Task data -
►

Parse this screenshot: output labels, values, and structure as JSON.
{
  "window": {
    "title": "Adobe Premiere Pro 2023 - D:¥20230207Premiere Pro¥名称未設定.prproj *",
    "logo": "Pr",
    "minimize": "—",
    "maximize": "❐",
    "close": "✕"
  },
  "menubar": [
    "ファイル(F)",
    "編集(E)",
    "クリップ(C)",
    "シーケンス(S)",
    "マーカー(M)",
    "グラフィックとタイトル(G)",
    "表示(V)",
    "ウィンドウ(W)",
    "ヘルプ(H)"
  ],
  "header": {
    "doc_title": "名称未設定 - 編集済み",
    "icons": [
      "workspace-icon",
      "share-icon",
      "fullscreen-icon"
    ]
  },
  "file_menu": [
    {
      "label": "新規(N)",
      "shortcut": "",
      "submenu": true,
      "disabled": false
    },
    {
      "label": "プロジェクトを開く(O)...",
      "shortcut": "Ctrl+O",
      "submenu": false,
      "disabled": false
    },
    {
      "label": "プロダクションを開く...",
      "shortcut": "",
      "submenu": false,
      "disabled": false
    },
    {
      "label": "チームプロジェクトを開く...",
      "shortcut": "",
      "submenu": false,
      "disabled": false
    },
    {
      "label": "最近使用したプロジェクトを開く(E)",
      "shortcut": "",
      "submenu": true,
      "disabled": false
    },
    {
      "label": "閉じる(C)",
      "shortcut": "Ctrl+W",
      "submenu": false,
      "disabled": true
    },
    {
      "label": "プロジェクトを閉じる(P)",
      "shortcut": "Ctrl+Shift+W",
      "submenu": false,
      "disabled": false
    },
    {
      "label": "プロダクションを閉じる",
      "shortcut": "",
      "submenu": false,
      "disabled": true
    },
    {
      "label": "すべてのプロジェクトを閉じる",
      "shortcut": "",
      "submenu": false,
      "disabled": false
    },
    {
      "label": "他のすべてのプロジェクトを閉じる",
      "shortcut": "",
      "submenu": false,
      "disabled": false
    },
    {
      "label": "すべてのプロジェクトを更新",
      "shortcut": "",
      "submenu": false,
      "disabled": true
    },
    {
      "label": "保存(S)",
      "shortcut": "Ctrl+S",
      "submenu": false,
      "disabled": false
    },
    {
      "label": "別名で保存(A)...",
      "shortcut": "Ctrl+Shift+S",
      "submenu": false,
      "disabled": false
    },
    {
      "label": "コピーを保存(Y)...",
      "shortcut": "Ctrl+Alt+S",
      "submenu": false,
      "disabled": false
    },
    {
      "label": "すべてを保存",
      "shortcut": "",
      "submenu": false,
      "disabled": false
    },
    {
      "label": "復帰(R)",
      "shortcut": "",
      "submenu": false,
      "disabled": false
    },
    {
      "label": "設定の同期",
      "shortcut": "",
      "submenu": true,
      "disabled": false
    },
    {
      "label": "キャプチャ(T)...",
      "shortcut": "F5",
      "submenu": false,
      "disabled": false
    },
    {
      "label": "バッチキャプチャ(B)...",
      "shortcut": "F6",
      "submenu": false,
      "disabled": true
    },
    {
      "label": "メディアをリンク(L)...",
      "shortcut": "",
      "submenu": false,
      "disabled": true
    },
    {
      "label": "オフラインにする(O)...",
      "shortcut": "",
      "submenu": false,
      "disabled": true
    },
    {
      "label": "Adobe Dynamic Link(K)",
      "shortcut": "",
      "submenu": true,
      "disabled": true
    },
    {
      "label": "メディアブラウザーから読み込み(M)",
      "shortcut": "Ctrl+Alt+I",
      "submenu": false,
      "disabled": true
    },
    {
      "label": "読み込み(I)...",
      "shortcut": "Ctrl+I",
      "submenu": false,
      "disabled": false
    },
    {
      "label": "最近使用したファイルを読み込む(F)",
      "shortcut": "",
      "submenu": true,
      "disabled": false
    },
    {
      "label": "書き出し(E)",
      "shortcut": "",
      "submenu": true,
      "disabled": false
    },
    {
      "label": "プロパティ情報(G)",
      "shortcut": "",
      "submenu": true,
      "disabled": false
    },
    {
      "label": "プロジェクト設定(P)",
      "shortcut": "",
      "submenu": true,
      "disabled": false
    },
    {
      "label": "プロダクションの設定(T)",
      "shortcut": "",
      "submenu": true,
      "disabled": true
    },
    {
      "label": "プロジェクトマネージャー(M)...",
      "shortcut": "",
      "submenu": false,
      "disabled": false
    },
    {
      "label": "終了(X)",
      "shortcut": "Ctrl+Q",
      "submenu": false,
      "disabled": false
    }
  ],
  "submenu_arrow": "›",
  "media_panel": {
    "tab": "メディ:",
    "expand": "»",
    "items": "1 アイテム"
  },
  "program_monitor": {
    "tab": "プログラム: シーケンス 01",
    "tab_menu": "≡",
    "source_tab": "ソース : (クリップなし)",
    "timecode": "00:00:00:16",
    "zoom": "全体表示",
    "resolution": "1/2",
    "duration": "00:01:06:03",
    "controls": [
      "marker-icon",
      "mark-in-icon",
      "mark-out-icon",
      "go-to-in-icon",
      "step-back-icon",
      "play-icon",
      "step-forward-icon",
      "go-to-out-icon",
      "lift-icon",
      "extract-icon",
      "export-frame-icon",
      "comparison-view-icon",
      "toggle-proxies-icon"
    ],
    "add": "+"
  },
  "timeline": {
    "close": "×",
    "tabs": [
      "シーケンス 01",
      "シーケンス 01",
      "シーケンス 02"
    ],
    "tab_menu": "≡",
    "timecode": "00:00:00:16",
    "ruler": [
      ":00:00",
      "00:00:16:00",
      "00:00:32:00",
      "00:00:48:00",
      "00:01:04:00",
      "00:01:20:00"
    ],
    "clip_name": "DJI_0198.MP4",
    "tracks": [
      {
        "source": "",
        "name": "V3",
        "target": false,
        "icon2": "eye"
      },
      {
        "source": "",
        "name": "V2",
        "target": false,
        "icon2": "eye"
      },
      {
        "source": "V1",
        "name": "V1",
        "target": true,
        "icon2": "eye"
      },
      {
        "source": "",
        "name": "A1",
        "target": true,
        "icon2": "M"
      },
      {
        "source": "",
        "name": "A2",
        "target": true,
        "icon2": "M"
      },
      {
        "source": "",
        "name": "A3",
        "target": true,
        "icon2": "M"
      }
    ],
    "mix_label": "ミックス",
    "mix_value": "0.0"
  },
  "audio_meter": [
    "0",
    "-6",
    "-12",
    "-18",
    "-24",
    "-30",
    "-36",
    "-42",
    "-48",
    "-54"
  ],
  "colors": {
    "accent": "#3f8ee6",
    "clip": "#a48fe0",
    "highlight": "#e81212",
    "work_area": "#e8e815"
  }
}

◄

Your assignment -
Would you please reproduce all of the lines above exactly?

Task response -
Parse this screenshot: output labels, values, and structure as JSON.
{
  "window": {
    "title": "Adobe Premiere Pro 2023 - D:¥20230207Premiere Pro¥名称未設定.prproj *",
    "logo": "Pr",
    "minimize": "—",
    "maximize": "❐",
    "close": "✕"
  },
  "menubar": [
    "ファイル(F)",
    "編集(E)",
    "クリップ(C)",
    "シーケンス(S)",
    "マーカー(M)",
    "グラフィックとタイトル(G)",
    "表示(V)",
    "ウィンドウ(W)",
    "ヘルプ(H)"
  ],
  "header": {
    "doc_title": "名称未設定 - 編集済み",
    "icons": [
      "workspace-icon",
      "share-icon",
      "fullscreen-icon"
    ]
  },
  "file_menu": [
    {
      "label": "新規(N)",
      "shortcut": "",
      "submenu": true,
      "disabled": false
    },
    {
      "label": "プロジェクトを開く(O)...",
      "shortcut": "Ctrl+O",
      "submenu": false,
      "disabled": false
    },
    {
      "label": "プロダクションを開く...",
      "shortcut": "",
      "submenu": false,
      "disabled": false
    },
    {
      "label": "チームプロジェクトを開く...",
      "shortcut": "",
      "submenu": false,
      "disabled": false
    },
    {
      "label": "最近使用したプロジェクトを開く(E)",
      "shortcut": "",
      "submenu": true,
      "disabled": false
    },
    {
      "label": "閉じる(C)",
      "shortcut": "Ctrl+W",
      "submenu": false,
      "disabled": true
    },
    {
      "label": "プロジェクトを閉じる(P)",
      "shortcut": "Ctrl+Shift+W",
      "submenu": false,
      "disabled": false
    },
    {
      "label": "プロダクションを閉じる",
      "shortcut": "",
      "submenu": false,
      "disabled": true
    },
    {
      "label": "すべてのプロジェクトを閉じる",
      "shortcut": "",
      "submenu": false,
      "disabled": false
    },
    {
      "label": "他のすべてのプロジェクトを閉じる",
      "shortcut": "",
      "submenu": false,
      "disabled": false
    },
    {
      "label": "すべてのプロジェクトを更新",
      "shortcut": "",
      "submenu": false,
      "disabled": true
    },
    {
      "label": "保存(S)",
      "shortcut": "Ctrl+S",
      "submenu": false,
      "disabled": false
    },
    {
      "label": "別名で保存(A)...",
      "shortcut": "Ctrl+Shift+S",
      "submenu": false,
      "disabled": false
    },
    {
      "label": "コピーを保存(Y)...",
      "shortcut": "Ctrl+Alt+S",
      "submenu": false,
      "disabled": false
    },
    {
      "label": "すべてを保存",
      "shortcut": "",
      "submenu": false,
      "disabled": false
    },
    {
      "label": "復帰(R)",
      "shortcut": "",
      "submenu": false,
      "disabled": false
    },
    {
      "label": "設定の同期",
      "shortcut": "",
      "submenu": true,
      "disabled": false
    },
    {
      "label": "キャプチャ(T)...",
      "shortcut": "F5",
      "submenu": false,
      "disabled": false
    },
    {
      "label": "バッチキャプチャ(B)...",
      "shortcut": "F6",
      "submenu": false,
      "disabled": true
    },
    {
      "label": "メディアをリンク(L)...",
      "shortcut": "",
      "submenu": false,
      "disabled": true
    },
    {
      "label": "オフラインにする(O)...",
      "shortcut": "",
      "submenu": false,
      "disabled": true
    },
    {
      "label": "Adobe Dynamic Link(K)",
      "shortcut": "",
      "submenu": true,
      "disabled": true
    },
    {
      "label": "メディアブラウザーから読み込み(M)",
      "shortcut": "Ctrl+Alt+I",
      "submenu": false,
      "disabled": true
    },
    {
      "label": "読み込み(I)...",
      "shortcut": "Ctrl+I",
      "submenu": false,
      "disabled": false
    },
    {
      "label": "最近使用したファイルを読み込む(F)",
      "shortcut": "",
      "submenu": true,
      "disabled": false
    },
    {
      "label": "書き出し(E)",
      "shortcut": "",
      "submenu": true,
      "disabled": false
    },
    {
      "label": "プロパティ情報(G)",
      "shortcut": "",
      "submenu": true,
      "disabled": false
    },
    {
      "label": "プロジェクト設定(P)",
      "shortcut": "",
      "submenu": true,
      "disabled": false
    },
    {
      "label": "プロダクションの設定(T)",
      "shortcut": "",
      "submenu": true,
      "disabled": true
    },
    {
      "label": "プロジェクトマネージャー(M)...",
      "shortcut": "",
      "submenu": false,
      "disabled": false
    },
    {
      "label": "終了(X)",
      "shortcut": "Ctrl+Q",
      "submenu": false,
      "disabled": false
    }
  ],
  "submenu_arrow": "›",
  "media_panel": {
    "tab": "メディ:",
    "expand": "»",
    "items": "1 アイテム"
  },
  "program_monitor": {
    "tab": "プログラム: シーケンス 01",
    "tab_menu": "≡",
    "source_tab": "ソース : (クリップなし)",
    "timecode": "00:00:00:16",
    "zoom": "全体表示",
    "resolution": "1/2",
    "duration": "00:01:06:03",
    "controls": [
      "marker-icon",
      "mark-in-icon",
      "mark-out-icon",
      "go-to-in-icon",
      "step-back-icon",
      "play-icon",
      "step-forward-icon",
      "go-to-out-icon",
      "lift-icon",
      "extract-icon",
      "export-frame-icon",
      "comparison-view-icon",
      "toggle-proxies-icon"
    ],
    "add": "+"
  },
  "timeline": {
    "close": "×",
    "tabs": [
      "シーケンス 01",
      "シーケンス 01",
      "シーケンス 02"
    ],
    "tab_menu": "≡",
    "timecode": "00:00:00:16",
    "ruler": [
      ":00:00",
      "00:00:16:00",
      "00:00:32:00",
      "00:00:48:00",
      "00:01:04:00",
      "00:01:20:00"
    ],
    "clip_name": "DJI_0198.MP4",
    "tracks": [
      {
        "source": "",
        "name": "V3",
        "target": false,
        "icon2": "eye"
      },
      {
        "source": "",
        "name": "V2",
        "target": false,
        "icon2": "eye"
      },
      {
        "source": "V1",
        "name": "V1",
        "target": true,
        "icon2": "eye"
      },
      {
        "source": "",
        "name": "A1",
        "target": true,
        "icon2": "M"
      },
      {
        "source": "",
        "name": "A2",
        "target": true,
        "icon2": "M"
      },
      {
        "source": "",
        "name": "A3",
        "target": true,
        "icon2": "M"
      }
    ],
    "mix_label": "ミックス",
    "mix_value": "0.0"
  },
  "audio_meter": [
    "0",
    "-6",
    "-12",
    "-18",
    "-24",
    "-30",
    "-36",
    "-42",
    "-48",
    "-54"
  ],
  "colors": {
    "accent": "#3f8ee6",
    "clip": "#a48fe0",
    "highlight": "#e81212",
    "work_area": "#e8e815"
  }
}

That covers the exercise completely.